# [Exercise]
A copy is needed of each line in the records that has the word "image".

# [Supplied records]
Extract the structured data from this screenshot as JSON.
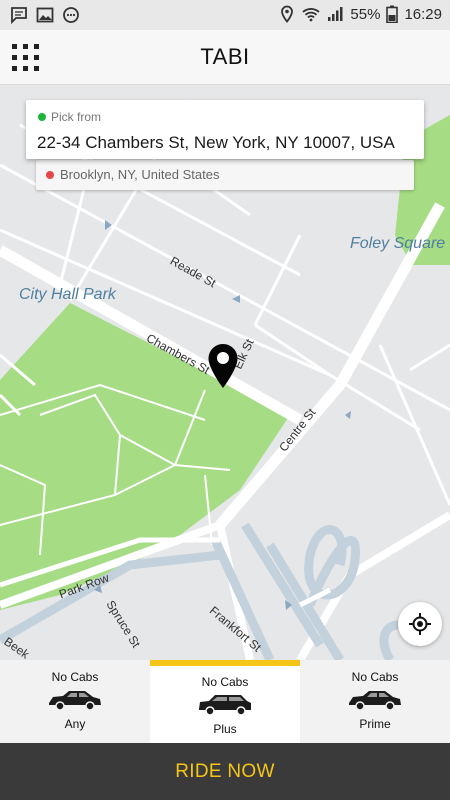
{
  "status_bar": {
    "battery": "55%",
    "time": "16:29",
    "icons": [
      "message-icon",
      "image-icon",
      "chat-bubble-icon",
      "location-icon",
      "wifi-icon",
      "signal-icon",
      "battery-icon"
    ]
  },
  "app_bar": {
    "title": "TABI",
    "menu_icon": "grid-menu-icon"
  },
  "pickup": {
    "label": "Pick from",
    "address": "22-34 Chambers St, New York, NY 10007, USA",
    "dot_color": "#1fb53c"
  },
  "dropoff": {
    "address": "Brooklyn, NY, United States",
    "dot_color": "#e54646"
  },
  "map": {
    "labels": {
      "foley": "Foley Square",
      "city_hall": "City Hall Park",
      "reade": "Reade St",
      "chambers": "Chambers St",
      "elk": "Elk St",
      "centre": "Centre St",
      "park_row": "Park Row",
      "spruce": "Spruce St",
      "frankfort": "Frankfort St",
      "beekman": "Beek"
    },
    "pin_icon": "map-pin-icon",
    "locate_icon": "my-location-icon"
  },
  "cabs": [
    {
      "status": "No Cabs",
      "name": "Any",
      "selected": false
    },
    {
      "status": "No Cabs",
      "name": "Plus",
      "selected": true
    },
    {
      "status": "No Cabs",
      "name": "Prime",
      "selected": false
    }
  ],
  "ride_button": "RIDE NOW",
  "colors": {
    "accent": "#f5c518",
    "park": "#a5dc84",
    "road": "#ffffff",
    "water_road": "#c2d1dc",
    "bottom_bar": "#3a3a3a"
  }
}
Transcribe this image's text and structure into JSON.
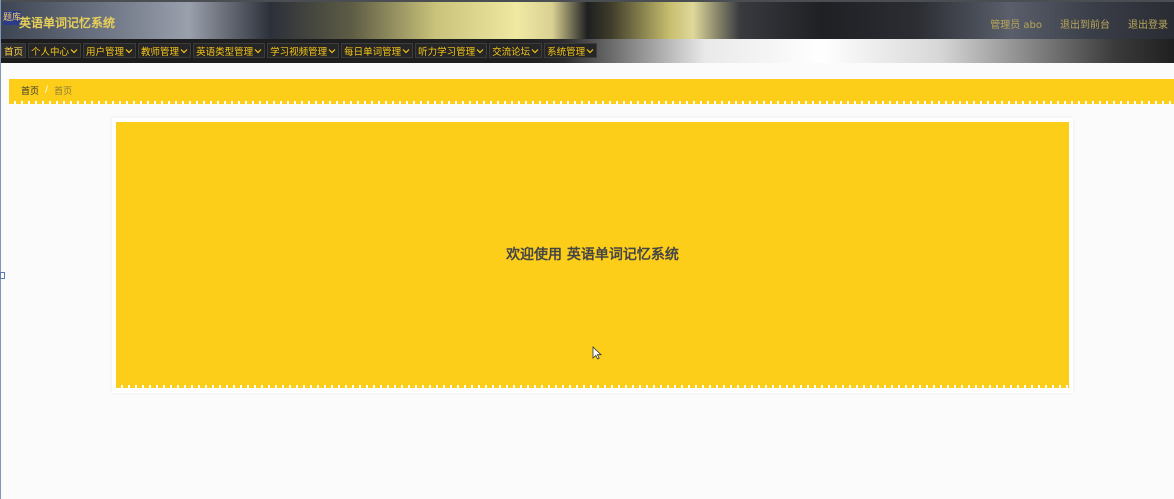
{
  "header": {
    "logo_text": "题库",
    "title": "英语单词记忆系统",
    "links": [
      "管理员 abo",
      "退出到前台",
      "退出登录"
    ]
  },
  "nav": {
    "items": [
      {
        "label": "首页",
        "has_dropdown": false
      },
      {
        "label": "个人中心",
        "has_dropdown": true
      },
      {
        "label": "用户管理",
        "has_dropdown": true
      },
      {
        "label": "教师管理",
        "has_dropdown": true
      },
      {
        "label": "英语类型管理",
        "has_dropdown": true
      },
      {
        "label": "学习视频管理",
        "has_dropdown": true
      },
      {
        "label": "每日单词管理",
        "has_dropdown": true
      },
      {
        "label": "听力学习管理",
        "has_dropdown": true
      },
      {
        "label": "交流论坛",
        "has_dropdown": true
      },
      {
        "label": "系统管理",
        "has_dropdown": true
      }
    ]
  },
  "breadcrumb": {
    "home": "首页",
    "separator": "/",
    "current": "首页"
  },
  "main": {
    "welcome": "欢迎使用 英语单词记忆系统"
  },
  "colors": {
    "accent": "#fcce1a",
    "nav_text": "#f5c518",
    "title": "#e7cf59"
  }
}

# [Result of this task]
      "image-icon",
Transcribe this image's text and structure into JSON.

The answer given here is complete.